Work item: Copy the full listing, changing nothing.

The input:
*** Begin section ***
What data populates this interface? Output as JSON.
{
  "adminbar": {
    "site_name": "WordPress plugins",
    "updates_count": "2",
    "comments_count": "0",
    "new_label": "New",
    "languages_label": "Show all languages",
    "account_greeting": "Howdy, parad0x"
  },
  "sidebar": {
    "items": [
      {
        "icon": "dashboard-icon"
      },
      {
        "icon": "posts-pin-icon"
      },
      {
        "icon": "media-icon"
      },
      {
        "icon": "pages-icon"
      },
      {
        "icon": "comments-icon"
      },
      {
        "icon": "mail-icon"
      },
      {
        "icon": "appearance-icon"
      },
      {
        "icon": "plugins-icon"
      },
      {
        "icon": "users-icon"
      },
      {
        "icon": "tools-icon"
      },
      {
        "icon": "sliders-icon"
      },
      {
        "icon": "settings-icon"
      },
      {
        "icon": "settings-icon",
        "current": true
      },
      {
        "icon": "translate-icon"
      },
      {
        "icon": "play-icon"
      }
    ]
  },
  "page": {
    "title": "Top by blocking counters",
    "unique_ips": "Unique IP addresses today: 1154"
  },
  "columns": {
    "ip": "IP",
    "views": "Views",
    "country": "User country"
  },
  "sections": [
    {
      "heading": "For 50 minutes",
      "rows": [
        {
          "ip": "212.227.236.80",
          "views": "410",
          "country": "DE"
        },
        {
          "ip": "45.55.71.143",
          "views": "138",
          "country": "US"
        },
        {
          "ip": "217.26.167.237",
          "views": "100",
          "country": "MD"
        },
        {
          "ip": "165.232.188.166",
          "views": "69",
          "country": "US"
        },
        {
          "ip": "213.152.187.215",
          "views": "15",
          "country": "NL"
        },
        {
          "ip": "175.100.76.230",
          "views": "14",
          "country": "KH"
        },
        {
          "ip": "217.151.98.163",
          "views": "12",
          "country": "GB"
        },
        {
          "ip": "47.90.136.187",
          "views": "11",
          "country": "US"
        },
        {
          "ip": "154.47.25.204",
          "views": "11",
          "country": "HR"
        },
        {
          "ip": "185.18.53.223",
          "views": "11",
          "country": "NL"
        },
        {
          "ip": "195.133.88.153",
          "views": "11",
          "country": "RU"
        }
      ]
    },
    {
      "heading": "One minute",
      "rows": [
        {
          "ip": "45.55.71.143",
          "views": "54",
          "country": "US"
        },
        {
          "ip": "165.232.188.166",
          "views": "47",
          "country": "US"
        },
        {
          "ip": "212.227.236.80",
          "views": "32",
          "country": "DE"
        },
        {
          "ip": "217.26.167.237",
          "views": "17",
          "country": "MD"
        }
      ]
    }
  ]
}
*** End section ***
Task solution:
What data populates this interface? Output as JSON.
{
  "adminbar": {
    "site_name": "WordPress plugins",
    "updates_count": "2",
    "comments_count": "0",
    "new_label": "New",
    "languages_label": "Show all languages",
    "account_greeting": "Howdy, parad0x"
  },
  "sidebar": {
    "items": [
      {
        "icon": "dashboard-icon"
      },
      {
        "icon": "posts-pin-icon"
      },
      {
        "icon": "media-icon"
      },
      {
        "icon": "pages-icon"
      },
      {
        "icon": "comments-icon"
      },
      {
        "icon": "mail-icon"
      },
      {
        "icon": "appearance-icon"
      },
      {
        "icon": "plugins-icon"
      },
      {
        "icon": "users-icon"
      },
      {
        "icon": "tools-icon"
      },
      {
        "icon": "sliders-icon"
      },
      {
        "icon": "settings-icon"
      },
      {
        "icon": "settings-icon",
        "current": true
      },
      {
        "icon": "translate-icon"
      },
      {
        "icon": "play-icon"
      }
    ]
  },
  "page": {
    "title": "Top by blocking counters",
    "unique_ips": "Unique IP addresses today: 1154"
  },
  "columns": {
    "ip": "IP",
    "views": "Views",
    "country": "User country"
  },
  "sections": [
    {
      "heading": "For 50 minutes",
      "rows": [
        {
          "ip": "212.227.236.80",
          "views": "410",
          "country": "DE"
        },
        {
          "ip": "45.55.71.143",
          "views": "138",
          "country": "US"
        },
        {
          "ip": "217.26.167.237",
          "views": "100",
          "country": "MD"
        },
        {
          "ip": "165.232.188.166",
          "views": "69",
          "country": "US"
        },
        {
          "ip": "213.152.187.215",
          "views": "15",
          "country": "NL"
        },
        {
          "ip": "175.100.76.230",
          "views": "14",
          "country": "KH"
        },
        {
          "ip": "217.151.98.163",
          "views": "12",
          "country": "GB"
        },
        {
          "ip": "47.90.136.187",
          "views": "11",
          "country": "US"
        },
        {
          "ip": "154.47.25.204",
          "views": "11",
          "country": "HR"
        },
        {
          "ip": "185.18.53.223",
          "views": "11",
          "country": "NL"
        },
        {
          "ip": "195.133.88.153",
          "views": "11",
          "country": "RU"
        }
      ]
    },
    {
      "heading": "One minute",
      "rows": [
        {
          "ip": "45.55.71.143",
          "views": "54",
          "country": "US"
        },
        {
          "ip": "165.232.188.166",
          "views": "47",
          "country": "US"
        },
        {
          "ip": "212.227.236.80",
          "views": "32",
          "country": "DE"
        },
        {
          "ip": "217.26.167.237",
          "views": "17",
          "country": "MD"
        }
      ]
    }
  ]
}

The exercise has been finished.